Data about app and page elements:

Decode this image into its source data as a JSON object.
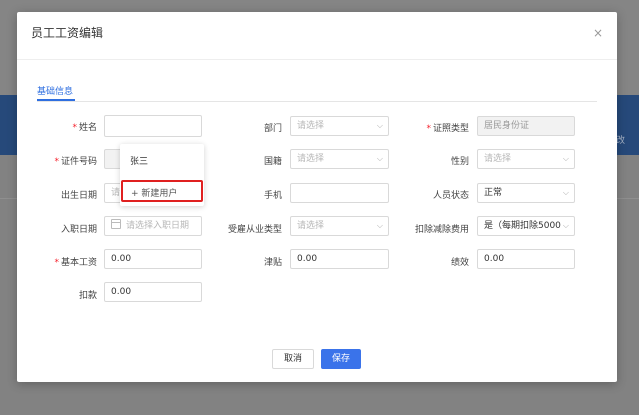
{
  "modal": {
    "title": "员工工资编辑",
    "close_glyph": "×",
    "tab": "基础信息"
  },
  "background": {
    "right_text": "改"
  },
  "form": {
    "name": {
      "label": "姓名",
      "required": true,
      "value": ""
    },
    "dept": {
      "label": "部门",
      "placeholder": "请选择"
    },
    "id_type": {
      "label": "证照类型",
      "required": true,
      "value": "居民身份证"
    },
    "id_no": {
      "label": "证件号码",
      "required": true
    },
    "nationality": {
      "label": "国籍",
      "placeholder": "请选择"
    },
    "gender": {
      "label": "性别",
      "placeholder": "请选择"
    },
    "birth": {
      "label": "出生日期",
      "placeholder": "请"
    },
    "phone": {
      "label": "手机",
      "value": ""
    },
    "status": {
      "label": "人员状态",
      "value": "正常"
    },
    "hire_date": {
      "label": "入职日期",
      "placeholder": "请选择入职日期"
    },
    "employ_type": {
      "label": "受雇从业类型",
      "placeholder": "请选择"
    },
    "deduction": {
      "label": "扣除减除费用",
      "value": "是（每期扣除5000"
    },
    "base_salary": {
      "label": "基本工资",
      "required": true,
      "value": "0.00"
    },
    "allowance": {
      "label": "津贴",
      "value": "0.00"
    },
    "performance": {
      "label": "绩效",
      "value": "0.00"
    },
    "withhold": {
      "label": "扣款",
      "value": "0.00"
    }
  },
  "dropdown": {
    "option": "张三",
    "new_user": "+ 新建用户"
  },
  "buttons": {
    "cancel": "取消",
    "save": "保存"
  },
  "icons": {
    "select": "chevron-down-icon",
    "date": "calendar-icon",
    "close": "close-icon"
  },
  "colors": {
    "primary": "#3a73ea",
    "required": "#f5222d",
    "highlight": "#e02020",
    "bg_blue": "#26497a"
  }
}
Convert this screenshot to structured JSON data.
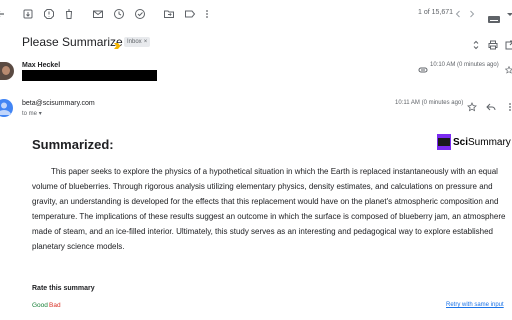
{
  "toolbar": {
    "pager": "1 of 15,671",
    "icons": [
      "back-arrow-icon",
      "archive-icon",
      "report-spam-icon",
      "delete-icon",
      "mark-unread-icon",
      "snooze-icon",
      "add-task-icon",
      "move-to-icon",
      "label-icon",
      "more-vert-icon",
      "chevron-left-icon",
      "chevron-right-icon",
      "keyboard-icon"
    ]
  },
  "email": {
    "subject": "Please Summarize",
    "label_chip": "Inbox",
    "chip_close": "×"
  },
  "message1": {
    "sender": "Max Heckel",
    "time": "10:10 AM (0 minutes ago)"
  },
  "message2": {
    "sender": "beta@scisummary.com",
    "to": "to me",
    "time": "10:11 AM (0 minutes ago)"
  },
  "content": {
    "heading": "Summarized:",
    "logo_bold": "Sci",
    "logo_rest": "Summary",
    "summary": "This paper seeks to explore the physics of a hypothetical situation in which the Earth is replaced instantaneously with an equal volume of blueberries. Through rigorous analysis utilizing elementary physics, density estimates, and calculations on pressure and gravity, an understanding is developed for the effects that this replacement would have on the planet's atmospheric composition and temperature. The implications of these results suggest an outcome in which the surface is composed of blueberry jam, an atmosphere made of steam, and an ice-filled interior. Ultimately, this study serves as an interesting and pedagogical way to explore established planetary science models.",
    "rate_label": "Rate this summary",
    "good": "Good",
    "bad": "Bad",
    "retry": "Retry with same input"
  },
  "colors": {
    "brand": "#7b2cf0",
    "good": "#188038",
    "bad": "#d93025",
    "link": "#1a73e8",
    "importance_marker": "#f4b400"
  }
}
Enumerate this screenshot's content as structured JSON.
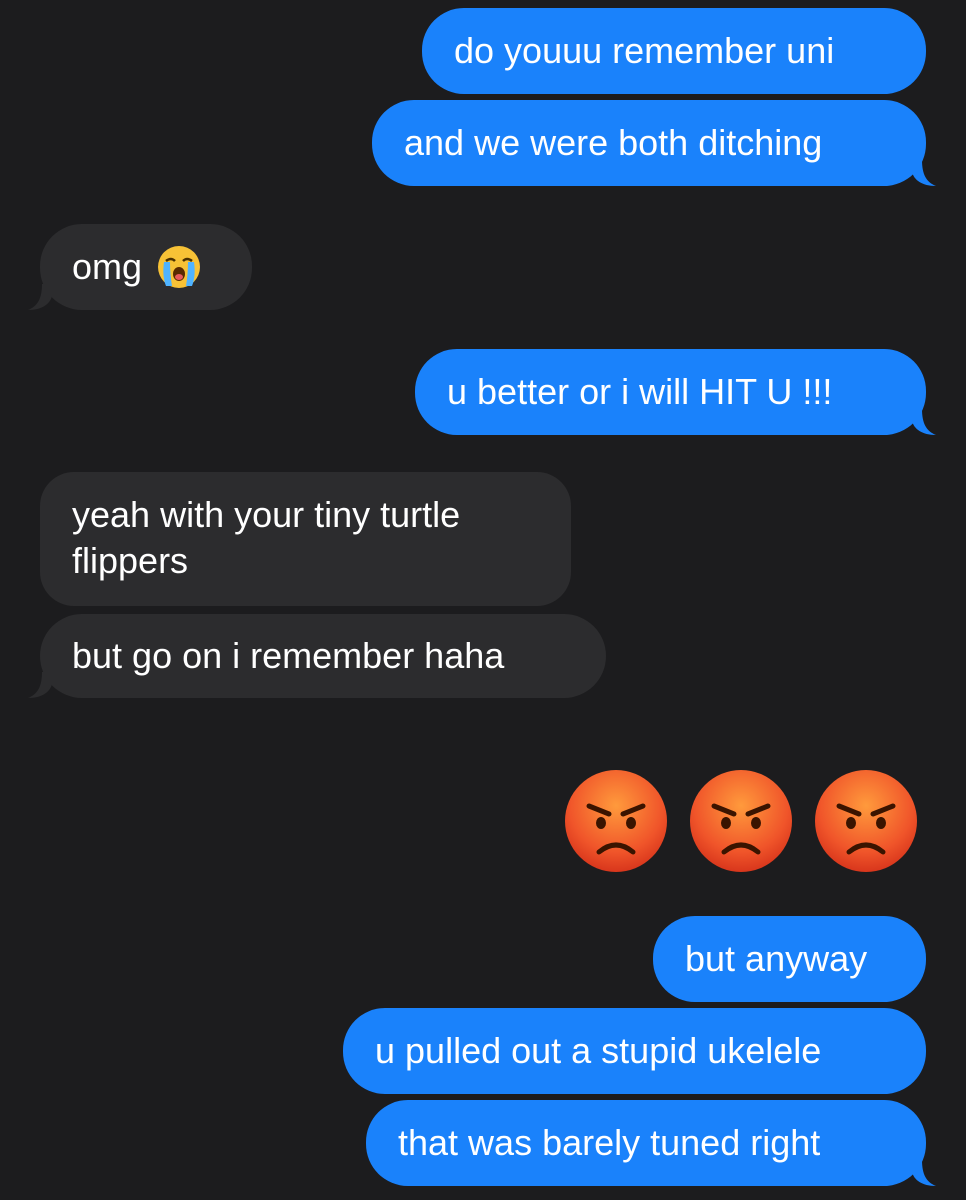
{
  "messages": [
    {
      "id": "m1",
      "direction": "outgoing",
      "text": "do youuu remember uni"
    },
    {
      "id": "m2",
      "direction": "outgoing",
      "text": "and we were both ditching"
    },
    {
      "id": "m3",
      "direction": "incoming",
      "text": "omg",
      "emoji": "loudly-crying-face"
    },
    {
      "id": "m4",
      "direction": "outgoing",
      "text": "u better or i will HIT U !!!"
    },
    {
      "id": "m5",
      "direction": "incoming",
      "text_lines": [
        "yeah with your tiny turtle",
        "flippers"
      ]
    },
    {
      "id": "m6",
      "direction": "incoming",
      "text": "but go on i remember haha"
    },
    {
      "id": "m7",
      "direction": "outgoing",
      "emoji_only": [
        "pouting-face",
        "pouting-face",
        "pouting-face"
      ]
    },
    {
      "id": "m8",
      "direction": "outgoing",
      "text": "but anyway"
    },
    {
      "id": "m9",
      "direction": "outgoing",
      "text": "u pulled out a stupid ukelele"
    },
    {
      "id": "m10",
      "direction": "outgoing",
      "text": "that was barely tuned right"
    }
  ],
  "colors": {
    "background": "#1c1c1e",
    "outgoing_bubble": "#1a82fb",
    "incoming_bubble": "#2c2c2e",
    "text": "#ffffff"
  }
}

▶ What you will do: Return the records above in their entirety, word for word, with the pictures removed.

▶ The completed task:
Decode this image into its source data as a JSON object.
{
  "modal": {
    "title": "员工工资编辑",
    "close_glyph": "×",
    "tab": "基础信息"
  },
  "background": {
    "right_text": "改"
  },
  "form": {
    "name": {
      "label": "姓名",
      "required": true,
      "value": ""
    },
    "dept": {
      "label": "部门",
      "placeholder": "请选择"
    },
    "id_type": {
      "label": "证照类型",
      "required": true,
      "value": "居民身份证"
    },
    "id_no": {
      "label": "证件号码",
      "required": true
    },
    "nationality": {
      "label": "国籍",
      "placeholder": "请选择"
    },
    "gender": {
      "label": "性别",
      "placeholder": "请选择"
    },
    "birth": {
      "label": "出生日期",
      "placeholder": "请"
    },
    "phone": {
      "label": "手机",
      "value": ""
    },
    "status": {
      "label": "人员状态",
      "value": "正常"
    },
    "hire_date": {
      "label": "入职日期",
      "placeholder": "请选择入职日期"
    },
    "employ_type": {
      "label": "受雇从业类型",
      "placeholder": "请选择"
    },
    "deduction": {
      "label": "扣除减除费用",
      "value": "是（每期扣除5000"
    },
    "base_salary": {
      "label": "基本工资",
      "required": true,
      "value": "0.00"
    },
    "allowance": {
      "label": "津贴",
      "value": "0.00"
    },
    "performance": {
      "label": "绩效",
      "value": "0.00"
    },
    "withhold": {
      "label": "扣款",
      "value": "0.00"
    }
  },
  "dropdown": {
    "option": "张三",
    "new_user": "+ 新建用户"
  },
  "buttons": {
    "cancel": "取消",
    "save": "保存"
  },
  "icons": {
    "select": "chevron-down-icon",
    "date": "calendar-icon",
    "close": "close-icon"
  },
  "colors": {
    "primary": "#3a73ea",
    "required": "#f5222d",
    "highlight": "#e02020",
    "bg_blue": "#26497a"
  }
}
Convert this screenshot to structured JSON data.
{
  "toolbar": {
    "pager": "1 of 15,671",
    "icons": [
      "back-arrow-icon",
      "archive-icon",
      "report-spam-icon",
      "delete-icon",
      "mark-unread-icon",
      "snooze-icon",
      "add-task-icon",
      "move-to-icon",
      "label-icon",
      "more-vert-icon",
      "chevron-left-icon",
      "chevron-right-icon",
      "keyboard-icon"
    ]
  },
  "email": {
    "subject": "Please Summarize",
    "label_chip": "Inbox",
    "chip_close": "×"
  },
  "message1": {
    "sender": "Max Heckel",
    "time": "10:10 AM (0 minutes ago)"
  },
  "message2": {
    "sender": "beta@scisummary.com",
    "to": "to me",
    "time": "10:11 AM (0 minutes ago)"
  },
  "content": {
    "heading": "Summarized:",
    "logo_bold": "Sci",
    "logo_rest": "Summary",
    "summary": "This paper seeks to explore the physics of a hypothetical situation in which the Earth is replaced instantaneously with an equal volume of blueberries. Through rigorous analysis utilizing elementary physics, density estimates, and calculations on pressure and gravity, an understanding is developed for the effects that this replacement would have on the planet's atmospheric composition and temperature. The implications of these results suggest an outcome in which the surface is composed of blueberry jam, an atmosphere made of steam, and an ice-filled interior. Ultimately, this study serves as an interesting and pedagogical way to explore established planetary science models.",
    "rate_label": "Rate this summary",
    "good": "Good",
    "bad": "Bad",
    "retry": "Retry with same input"
  },
  "colors": {
    "brand": "#7b2cf0",
    "good": "#188038",
    "bad": "#d93025",
    "link": "#1a73e8",
    "importance_marker": "#f4b400"
  }
}
Enumerate this screenshot's content as structured JSON.
{
  "messages": [
    {
      "id": "m1",
      "direction": "outgoing",
      "text": "do youuu remember uni"
    },
    {
      "id": "m2",
      "direction": "outgoing",
      "text": "and we were both ditching"
    },
    {
      "id": "m3",
      "direction": "incoming",
      "text": "omg",
      "emoji": "loudly-crying-face"
    },
    {
      "id": "m4",
      "direction": "outgoing",
      "text": "u better or i will HIT U !!!"
    },
    {
      "id": "m5",
      "direction": "incoming",
      "text_lines": [
        "yeah with your tiny turtle",
        "flippers"
      ]
    },
    {
      "id": "m6",
      "direction": "incoming",
      "text": "but go on i remember haha"
    },
    {
      "id": "m7",
      "direction": "outgoing",
      "emoji_only": [
        "pouting-face",
        "pouting-face",
        "pouting-face"
      ]
    },
    {
      "id": "m8",
      "direction": "outgoing",
      "text": "but anyway"
    },
    {
      "id": "m9",
      "direction": "outgoing",
      "text": "u pulled out a stupid ukelele"
    },
    {
      "id": "m10",
      "direction": "outgoing",
      "text": "that was barely tuned right"
    }
  ],
  "colors": {
    "background": "#1c1c1e",
    "outgoing_bubble": "#1a82fb",
    "incoming_bubble": "#2c2c2e",
    "text": "#ffffff"
  }
}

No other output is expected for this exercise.